Guns-rights advocates want to change a state firearms law that they say has a racist past.
But black lawmakers say those advocates are using the story of a Reconstruction-era massacre of African-Americans to justify letting Georgians tote weapons in churches and other public places.
Next month is the 140th anniversary of the Camilla Massacre, when a group largely made up of blacks heading to a Southwest Georgia Republican political rally were shot up by white locals after being warned not to bring guns to town.
Gun-rights advocates say the September 1868 massacre, in which at least nine freedmen were killed and up to 25-30 were wounded, led the General Assembly to ban citizens from carrying firearms at political rallies and other “public gatherings.” The aim, they say, was to keep guns away from blacks.
“It was entirely about race,” said Ed Stone, president of GeorgiaCarry.org.
But many African-American lawmakers don’t see the “public gatherings” law as a civil rights issue. In fact, at the Capitol, black lawmakers have been some of the leading backers of gun-control legislation over the years.
One, Sen. Vincent Fort (D-Atlanta), called GeorgiaCarry’s use of the Camilla massacre “deeply offensive.”
“It’s very cynical, even more-so when you understand that in many African-American demographics, gun homicides are the number one cause of death,” Fort said. “To have these people use the history of discrimination against African-Americans going back 140 years to say this is why we need to have guns in churches, restaurants and schools …. where is this going to end?
GeorgiaCarry.org led the charge during the 2008 session to pass legislation allowing Georgians with carry licenses to take guns on MARTA, into restaurants and state parks. They are battling city of Atlanta officials in court over a ban on guns in non-secure areas of Hartsfield-Jackson International Airport. The next target may be churches and college campuses.
Earlier this month the group made a presentation to a Senate committee that will consider legislation for the 2009 session that would likely loosen the “public gatherings” section of state law, allowing Georgians with licenses to carry firearms in more places. During the meeting, Stone told lawmakers about the Camilla Massacre.
The incident has been called one of most violent episodes of Reconstruction.
It happened after the white-dominated General Assembly expelled 32 black legislators. One of them, Philip Joiner, helped lead a march Sept. 19, 1868, of several hundred blacks and a few whites to Camilla to attend a Republican political rally. Some were armed with walking sticks, shotguns and other various firearms, according to historical accounts of the event.

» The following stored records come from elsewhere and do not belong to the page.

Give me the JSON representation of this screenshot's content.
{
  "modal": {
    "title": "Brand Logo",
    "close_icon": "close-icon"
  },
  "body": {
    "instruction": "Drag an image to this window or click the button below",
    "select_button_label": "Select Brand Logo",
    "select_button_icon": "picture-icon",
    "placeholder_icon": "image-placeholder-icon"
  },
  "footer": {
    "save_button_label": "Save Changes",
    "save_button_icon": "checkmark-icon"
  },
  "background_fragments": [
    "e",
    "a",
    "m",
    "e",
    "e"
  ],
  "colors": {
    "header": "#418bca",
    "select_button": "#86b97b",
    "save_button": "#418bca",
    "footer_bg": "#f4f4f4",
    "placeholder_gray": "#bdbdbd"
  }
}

When the procession was a few miles outside of town, the local sheriff warned them not to come to town with firearms. The marchers told the sheriff they meant no harm and continued on. posse of armed white townsmen gathered to await the group.
When the marchers arrived, they were met by a posse of armed white townsmen, who opened fire. The white Republicans and freedmen fled, but the sheriff’s men pursued them, shooting the freedmen as they tried to escape, according to the state histories. State officials blamed the marchers for defying the sheriff’s order not to bring guns to town.

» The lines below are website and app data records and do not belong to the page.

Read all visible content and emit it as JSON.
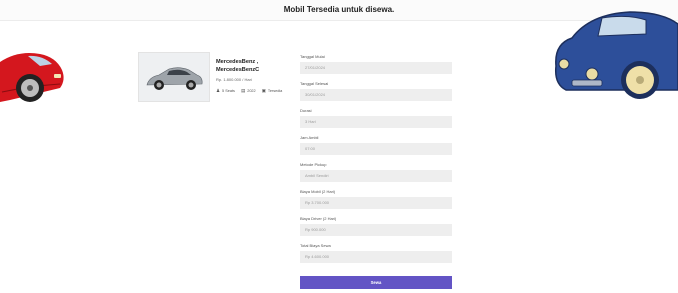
{
  "header": {
    "title": "Mobil Tersedia untuk disewa."
  },
  "car": {
    "name": "MercedesBenz , MercedesBenzC",
    "price": "Rp. 1.800.000 / Hari",
    "seats": "5 Seats",
    "year": "2022",
    "transmission": "Tersedia",
    "icons": [
      "person-icon",
      "calendar-icon",
      "car-icon"
    ]
  },
  "form": {
    "fields": [
      {
        "label": "Tanggal Mulai",
        "value": "27/01/2024"
      },
      {
        "label": "Tanggal Selesai",
        "value": "30/01/2024"
      },
      {
        "label": "Durasi",
        "value": "3 Hari"
      },
      {
        "label": "Jam Ambil",
        "value": "07:00"
      },
      {
        "label": "Metode Pickup",
        "value": "Ambil Sendiri"
      },
      {
        "label": "Biaya Mobil (2 Hari)",
        "value": "Rp 3.700.000"
      },
      {
        "label": "Biaya Driver (2 Hari)",
        "value": "Rp 900.000"
      },
      {
        "label": "Total Biaya Sewa",
        "value": "Rp 4.600.000"
      }
    ],
    "submit_label": "Sewa"
  },
  "colors": {
    "accent": "#6354c5",
    "input_bg": "#eeeeee",
    "left_car": "#d4171e",
    "right_car": "#2d4f9a"
  }
}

Two years later, the General Assembly passed legislation prohibiting citizens from carrying guns into places of public worship, court, voting precincts or other “public gatherings.”
E.R. Lanier, a Georgia State University law professor who teaches Georgia legal history, said historical documents connecting the massacre with the gun law from that time are limited. But, he said, ” There is a connection, there is no doubt about it.”

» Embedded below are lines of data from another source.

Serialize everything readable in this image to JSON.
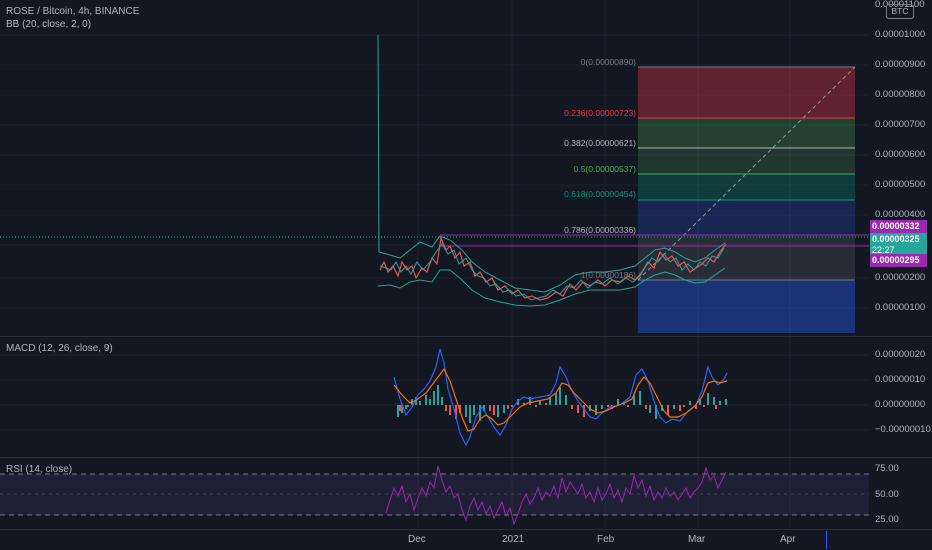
{
  "header": {
    "symbol_title": "ROSE / Bitcoin, 4h, BINANCE",
    "bb_indicator": "BB (20, close, 2, 0)",
    "currency_button": "BTC"
  },
  "price_axis": {
    "ticks": [
      "0.00001100",
      "0.00001000",
      "0.00000900",
      "0.00000800",
      "0.00000700",
      "0.00000600",
      "0.00000500",
      "0.00000400",
      "0.00000200",
      "0.00000100"
    ],
    "tags": {
      "high": "0.00000332",
      "last": "0.00000325",
      "countdown": "22:27",
      "low": "0.00000295"
    }
  },
  "fib_levels": [
    {
      "label": "0(0.00000890)",
      "color": "#787b86"
    },
    {
      "label": "0.236(0.00000723)",
      "color": "#f23645"
    },
    {
      "label": "0.382(0.00000621)",
      "color": "#b2b5be"
    },
    {
      "label": "0.5(0.00000537)",
      "color": "#4caf50"
    },
    {
      "label": "0.618(0.00000454)",
      "color": "#089981"
    },
    {
      "label": "0.786(0.00000336)",
      "color": "#b2b5be"
    },
    {
      "label": "1(0.00000186)",
      "color": "#787b86"
    }
  ],
  "macd": {
    "legend": "MACD (12, 26, close, 9)",
    "ticks": [
      "0.00000020",
      "0.00000010",
      "0.00000000",
      "−0.00000010"
    ]
  },
  "rsi": {
    "legend": "RSI (14, close)",
    "ticks": [
      "75.00",
      "50.00",
      "25.00"
    ]
  },
  "time_axis": {
    "labels": [
      "Dec",
      "2021",
      "Feb",
      "Mar",
      "Apr"
    ]
  },
  "colors": {
    "background": "#131722",
    "up": "#26a69a",
    "down": "#ef5350",
    "bb_band": "#26a69a",
    "macd_line": "#2962ff",
    "signal_line": "#ff6d00",
    "rsi_line": "#9c27b0",
    "accent_tag": "#9c27b0",
    "last_price_tag": "#26a69a"
  }
}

While that may be true, Rep. Tyrone Brooks (D-Atlanta), a longtime civil rights activist, said it’s dishonest for groups like GeorgiaCarry to use “horrible stories to justify why the Legislature and the courts should allow for easier access to guns.
“It’s very disingenuous and it is not appropriate to link these horrible massacres to what they are doing in 2008,” Brooks said. “We need less guns on the street rather than more guns. If you took the guns off the street, particularly in African-American, Hispanic and poor white communities, the homicides would drop dramatically.”
Sen. Chip Rogers (R-Woodstock), a member of the Senate gun-laws study committee, supports giving more freedom to Georgians with carry licenses. He said the arguments about gun violence don’t hold water because Georgians who go through background checks to get the licenses generally aren’t the ones committing crimes.
“The gun violence that is occurring there is not happening with the people who are going through background checks, it’s happening with people who already have a criminal history,” Rogers said. “If they have a criminal history, particularly a violent criminal history, then we don’t want them carrying a weapon.”
Rogers called the Camilla massacre a sad piece of Georgia history that resulted in the “public gathering” law.
“Law enforcement back then thought you ought to disarm African-Americans,” Rogers said. “Now we are seeing people arguing about the same thing. If they are law-abiding citizens, regardless of what color they are, they ought to be able to protect themselves.”